A new survey by Hartford Funds suggests that strategic beta exchange-traded funds (ETF) are grossly underutilized by advisers, and the biggest factor pushing down engagement could be lack of familiarity with these products.
According to study, 72% of advisers don’t use strategic beta ETFs or have less than 10% of client portfolios invested in these solutions. Only 5% of advisers allocate more than 30%. Of the advisers not using strategic beta ETFs, 41% say it’s due to lack of familiarity. Only 14% of investors claim to be familiar.
The study concludes that although investors are most concerned with market volatility (36%) and geopolitical events (22%) affecting their investments, the majority aren’t incorporating products into their portfolios which can address these challenges and manage risk exposure. Hartford Funds argues that while most advisers (62%) are somewhat familiar with these products, most are not versed in them enough to meaningfully use them in client portfolios.
“As strategic beta ETFs proliferate the marketplace, advisers have an enormous opportunity to educate themselves and their clients about their potential advantages,” says Ted Lucas, head of systematic strategies and ETFs at Hartford Funds. “These investment products have the potential to help clients solve for specific objectives like growth, volatility and income—typically at a lower cost than traditional actively-managed mutual funds.”
However, the study also elicited adviser interest in strategic beta ETFs with 33% citing the potential to achieve index outperformance, and 30% citing diversification as the most attractive features of these products.
“Strategic beta ETFs provide advisers with an opportunity to help investors with the challenges in today’s low-growth and potentially volatile market environment looking forward,” adds Lucas. “While strategic beta usage has often been tactical to date, many multifactor strategic beta products were designed for core allocations and long-term investments.”
However, most advisers (72%) believe strategic beta to be a tactical investment tool as opposed to a strategic “core” investment tool (28%), the study found.
But as more strategic beta ETFs enter the market, it’s important to note that ETFs are generally a small part of the retirement space with many ETFs entering the defined contribution (DC) realm through target-date funds (TDF).

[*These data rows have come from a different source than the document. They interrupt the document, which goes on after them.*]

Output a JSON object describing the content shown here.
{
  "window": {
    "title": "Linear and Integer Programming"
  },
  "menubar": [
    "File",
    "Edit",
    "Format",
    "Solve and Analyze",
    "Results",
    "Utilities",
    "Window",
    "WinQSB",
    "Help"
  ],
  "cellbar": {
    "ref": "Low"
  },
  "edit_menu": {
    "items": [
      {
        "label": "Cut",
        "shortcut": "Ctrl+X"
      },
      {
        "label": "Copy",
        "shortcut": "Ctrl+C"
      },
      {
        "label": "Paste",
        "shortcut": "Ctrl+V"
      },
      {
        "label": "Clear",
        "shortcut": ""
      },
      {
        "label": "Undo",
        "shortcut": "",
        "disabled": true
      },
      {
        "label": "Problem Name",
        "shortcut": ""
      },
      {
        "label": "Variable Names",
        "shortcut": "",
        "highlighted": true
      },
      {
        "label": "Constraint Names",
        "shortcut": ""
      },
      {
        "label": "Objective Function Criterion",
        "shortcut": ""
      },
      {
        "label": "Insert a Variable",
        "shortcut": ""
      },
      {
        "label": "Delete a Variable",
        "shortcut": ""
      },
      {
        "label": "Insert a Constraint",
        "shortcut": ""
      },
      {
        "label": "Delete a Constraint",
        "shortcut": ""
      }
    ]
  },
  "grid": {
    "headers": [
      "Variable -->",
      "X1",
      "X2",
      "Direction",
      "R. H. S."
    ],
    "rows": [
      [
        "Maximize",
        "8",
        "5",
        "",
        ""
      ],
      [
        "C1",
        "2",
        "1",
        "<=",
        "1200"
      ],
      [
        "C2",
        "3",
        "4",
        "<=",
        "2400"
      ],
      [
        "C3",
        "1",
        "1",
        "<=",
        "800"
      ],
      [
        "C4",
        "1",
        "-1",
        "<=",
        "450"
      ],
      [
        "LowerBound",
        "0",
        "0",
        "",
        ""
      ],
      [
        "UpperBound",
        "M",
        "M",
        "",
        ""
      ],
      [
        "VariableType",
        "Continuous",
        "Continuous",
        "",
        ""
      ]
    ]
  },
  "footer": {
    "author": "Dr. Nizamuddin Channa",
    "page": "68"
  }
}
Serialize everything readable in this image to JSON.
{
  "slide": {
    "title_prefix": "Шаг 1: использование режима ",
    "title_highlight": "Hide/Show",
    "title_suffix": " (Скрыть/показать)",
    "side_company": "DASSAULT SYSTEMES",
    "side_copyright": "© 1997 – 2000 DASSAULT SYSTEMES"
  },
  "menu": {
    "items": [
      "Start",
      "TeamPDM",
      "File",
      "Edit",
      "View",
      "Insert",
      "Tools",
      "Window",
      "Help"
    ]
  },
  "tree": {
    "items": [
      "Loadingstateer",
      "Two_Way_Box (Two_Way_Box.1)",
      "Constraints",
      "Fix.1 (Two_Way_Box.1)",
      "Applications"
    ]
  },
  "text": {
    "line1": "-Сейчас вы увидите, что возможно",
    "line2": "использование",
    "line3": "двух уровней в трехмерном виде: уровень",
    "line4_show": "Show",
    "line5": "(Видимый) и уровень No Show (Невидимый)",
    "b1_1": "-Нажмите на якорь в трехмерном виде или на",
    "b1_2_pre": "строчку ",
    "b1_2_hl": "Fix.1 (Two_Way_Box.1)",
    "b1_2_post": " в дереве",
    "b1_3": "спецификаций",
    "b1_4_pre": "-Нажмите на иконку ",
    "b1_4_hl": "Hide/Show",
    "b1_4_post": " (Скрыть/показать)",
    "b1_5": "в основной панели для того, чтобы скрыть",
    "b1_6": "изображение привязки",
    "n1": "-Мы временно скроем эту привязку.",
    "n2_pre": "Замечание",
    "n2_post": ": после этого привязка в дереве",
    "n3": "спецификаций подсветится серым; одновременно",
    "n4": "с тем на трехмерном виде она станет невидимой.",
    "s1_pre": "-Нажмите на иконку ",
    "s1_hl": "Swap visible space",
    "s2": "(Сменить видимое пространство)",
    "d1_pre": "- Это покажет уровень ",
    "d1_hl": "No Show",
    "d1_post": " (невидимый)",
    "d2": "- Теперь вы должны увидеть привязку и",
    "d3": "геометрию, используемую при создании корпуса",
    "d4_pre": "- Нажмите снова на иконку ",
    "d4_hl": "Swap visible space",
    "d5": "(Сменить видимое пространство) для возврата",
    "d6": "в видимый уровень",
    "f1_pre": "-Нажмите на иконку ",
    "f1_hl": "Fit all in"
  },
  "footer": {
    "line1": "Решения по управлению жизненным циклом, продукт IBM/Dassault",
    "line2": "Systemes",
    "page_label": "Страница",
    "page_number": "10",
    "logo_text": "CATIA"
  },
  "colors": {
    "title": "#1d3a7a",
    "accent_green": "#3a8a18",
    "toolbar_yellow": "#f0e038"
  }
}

The Hartford Funds survey of 794 investors and 348 advisers was conducted both in-person and via phone throughout October and November 2016.